The town was settled primarily by Irish and Scotch-Irish immigrants. The tavern of the town served as the first courthouse of Westmoreland county, and being located so far west, became the primary outpost for settlers and travelers. This was the one stop shop for the colonial frontier of western Pennsylvania.
The inhabitants of Hanna's Town were Patriots through and through. Prior to the outbreak of the Revolutionary War, the Hanna's Town Resolves were penned and signed in May of 1775. The Resolves directly challenged British authority, and was one of the first towns to do so. This act was prior to the Declaration of Independence. Westmoreland county residents made it clear that they would take whatever actions necessary to defend their rights.
Hanna's Town became instrumental in recruiting militia for the western campaign against the British and Native American allies. Hanna's town was attacked on July 13, 1782 by The King's 8th regiment out of Fort Niagra and their Seneca allies. The settlement was burned to the ground. Most of the inhabitants did remain safe within the fort, however, every home was destroyed. This act was one of the final battles of the Revolutionary War.
After the destruction, the town collapsed and the land was farmed for 140 years.
In 1969, the property was purchased by Westmoreland County in collaboration with the Westmoreland Historical Society. The farmland preserved over a million artifacts, and has become an invaluable resource for the study of colonial life. Excavations still continue, and students are invited to observe the archaeologists at work.

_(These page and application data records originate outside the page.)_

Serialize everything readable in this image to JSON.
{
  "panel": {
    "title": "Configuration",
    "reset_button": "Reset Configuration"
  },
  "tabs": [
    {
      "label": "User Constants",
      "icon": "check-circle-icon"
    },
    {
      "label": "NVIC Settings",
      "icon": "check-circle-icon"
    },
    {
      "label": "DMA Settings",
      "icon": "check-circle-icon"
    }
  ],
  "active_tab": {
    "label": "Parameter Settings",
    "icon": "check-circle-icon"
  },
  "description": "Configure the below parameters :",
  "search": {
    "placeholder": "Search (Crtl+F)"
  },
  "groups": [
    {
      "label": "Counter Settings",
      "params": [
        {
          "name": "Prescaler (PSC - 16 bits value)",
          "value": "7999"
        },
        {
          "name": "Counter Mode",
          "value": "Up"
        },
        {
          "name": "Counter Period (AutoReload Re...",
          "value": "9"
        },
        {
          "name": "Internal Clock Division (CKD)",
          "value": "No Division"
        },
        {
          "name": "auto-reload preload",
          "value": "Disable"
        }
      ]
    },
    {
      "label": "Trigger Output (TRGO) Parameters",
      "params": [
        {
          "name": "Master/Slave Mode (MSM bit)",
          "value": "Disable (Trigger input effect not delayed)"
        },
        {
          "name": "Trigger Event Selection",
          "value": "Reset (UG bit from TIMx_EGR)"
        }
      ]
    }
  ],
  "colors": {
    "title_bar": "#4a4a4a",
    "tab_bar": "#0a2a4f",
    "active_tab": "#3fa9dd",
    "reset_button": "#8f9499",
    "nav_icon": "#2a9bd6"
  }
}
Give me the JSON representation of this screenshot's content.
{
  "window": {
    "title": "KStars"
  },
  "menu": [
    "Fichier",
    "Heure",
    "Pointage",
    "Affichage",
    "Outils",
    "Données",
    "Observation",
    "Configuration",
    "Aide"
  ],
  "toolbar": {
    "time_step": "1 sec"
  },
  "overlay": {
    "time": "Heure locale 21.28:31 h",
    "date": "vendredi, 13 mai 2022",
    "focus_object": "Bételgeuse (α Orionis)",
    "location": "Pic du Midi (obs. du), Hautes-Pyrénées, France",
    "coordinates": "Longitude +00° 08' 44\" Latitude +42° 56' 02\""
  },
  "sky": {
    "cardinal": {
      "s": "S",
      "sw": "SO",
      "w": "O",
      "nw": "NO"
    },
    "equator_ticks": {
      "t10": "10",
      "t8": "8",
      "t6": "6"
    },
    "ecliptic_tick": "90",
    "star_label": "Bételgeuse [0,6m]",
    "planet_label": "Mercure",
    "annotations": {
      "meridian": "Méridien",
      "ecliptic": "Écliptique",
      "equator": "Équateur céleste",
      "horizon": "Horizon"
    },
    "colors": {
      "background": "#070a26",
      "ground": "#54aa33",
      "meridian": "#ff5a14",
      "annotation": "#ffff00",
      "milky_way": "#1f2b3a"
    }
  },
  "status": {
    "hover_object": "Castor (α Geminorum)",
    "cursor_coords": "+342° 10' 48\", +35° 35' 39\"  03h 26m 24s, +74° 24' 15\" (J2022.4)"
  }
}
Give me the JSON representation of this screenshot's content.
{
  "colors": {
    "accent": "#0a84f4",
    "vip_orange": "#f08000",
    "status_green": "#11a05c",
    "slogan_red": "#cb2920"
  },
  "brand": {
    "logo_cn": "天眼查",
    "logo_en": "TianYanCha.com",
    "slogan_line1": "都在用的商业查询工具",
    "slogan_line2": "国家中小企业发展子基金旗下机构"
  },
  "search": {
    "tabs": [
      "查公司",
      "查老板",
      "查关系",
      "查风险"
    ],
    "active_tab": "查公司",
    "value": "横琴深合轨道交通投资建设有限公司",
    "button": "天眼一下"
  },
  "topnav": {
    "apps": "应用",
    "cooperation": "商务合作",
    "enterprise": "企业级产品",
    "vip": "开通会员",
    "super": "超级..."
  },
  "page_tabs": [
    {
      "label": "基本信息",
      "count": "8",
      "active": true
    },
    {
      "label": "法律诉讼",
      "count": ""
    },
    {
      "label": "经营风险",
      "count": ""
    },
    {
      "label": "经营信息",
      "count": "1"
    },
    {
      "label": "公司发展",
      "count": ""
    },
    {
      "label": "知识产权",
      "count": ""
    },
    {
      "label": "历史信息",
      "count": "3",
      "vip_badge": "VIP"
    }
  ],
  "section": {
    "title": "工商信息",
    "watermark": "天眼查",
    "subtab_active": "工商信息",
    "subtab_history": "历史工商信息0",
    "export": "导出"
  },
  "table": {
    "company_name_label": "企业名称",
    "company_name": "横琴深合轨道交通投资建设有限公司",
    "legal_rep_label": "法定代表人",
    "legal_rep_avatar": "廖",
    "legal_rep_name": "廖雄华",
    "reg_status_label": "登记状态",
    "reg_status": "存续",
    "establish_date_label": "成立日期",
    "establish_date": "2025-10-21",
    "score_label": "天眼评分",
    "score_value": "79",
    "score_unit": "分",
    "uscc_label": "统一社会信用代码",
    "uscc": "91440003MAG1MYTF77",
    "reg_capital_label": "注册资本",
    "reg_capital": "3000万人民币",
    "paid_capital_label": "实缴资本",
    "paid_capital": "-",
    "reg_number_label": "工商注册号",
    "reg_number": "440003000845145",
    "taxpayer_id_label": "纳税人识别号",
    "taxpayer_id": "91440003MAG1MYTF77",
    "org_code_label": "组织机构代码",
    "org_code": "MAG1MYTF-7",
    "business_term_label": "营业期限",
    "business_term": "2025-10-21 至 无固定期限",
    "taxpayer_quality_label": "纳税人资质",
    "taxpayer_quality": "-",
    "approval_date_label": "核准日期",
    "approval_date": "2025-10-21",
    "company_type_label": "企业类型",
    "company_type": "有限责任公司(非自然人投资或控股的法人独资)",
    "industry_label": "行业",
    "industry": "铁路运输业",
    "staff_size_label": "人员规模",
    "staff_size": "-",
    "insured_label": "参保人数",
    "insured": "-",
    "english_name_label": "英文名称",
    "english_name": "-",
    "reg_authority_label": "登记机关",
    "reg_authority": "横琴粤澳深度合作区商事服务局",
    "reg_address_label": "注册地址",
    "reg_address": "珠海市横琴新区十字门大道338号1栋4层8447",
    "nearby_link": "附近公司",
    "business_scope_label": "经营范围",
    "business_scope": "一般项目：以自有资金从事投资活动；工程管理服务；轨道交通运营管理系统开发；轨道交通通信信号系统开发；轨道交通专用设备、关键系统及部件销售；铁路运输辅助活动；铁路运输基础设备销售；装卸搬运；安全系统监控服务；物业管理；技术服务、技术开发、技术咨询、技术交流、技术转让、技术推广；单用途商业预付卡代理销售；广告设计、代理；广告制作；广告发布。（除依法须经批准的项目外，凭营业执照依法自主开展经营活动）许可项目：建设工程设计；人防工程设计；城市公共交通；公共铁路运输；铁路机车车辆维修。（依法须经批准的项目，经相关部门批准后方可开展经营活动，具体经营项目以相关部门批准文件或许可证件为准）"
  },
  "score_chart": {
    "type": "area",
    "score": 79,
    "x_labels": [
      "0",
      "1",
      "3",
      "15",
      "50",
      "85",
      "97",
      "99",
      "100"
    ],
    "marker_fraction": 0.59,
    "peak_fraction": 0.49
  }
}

Reconstruction efforts of the site began and it was added to the National Register of Historic Places. Today, Historic Hanna's Town is a county park and historic site interpreted by the Westmoreland Historical Society, which has its headquarters on the property.
Historic Hanna's Town is an excellent resource for education. It boasts a recreated town, frontier reenactments, antiques and collectibles market, and day camps for children that educates them on what life was like for children on the frontier. The site tour includes the reconstructed Hanna's Tavern, a reconstructed fort, jail, and authentic Conestoga wagon. Each summer, Hanna's Town hosts Frontier Court Days, where visitors can witness reenacted court cases once held at Hanna's Town.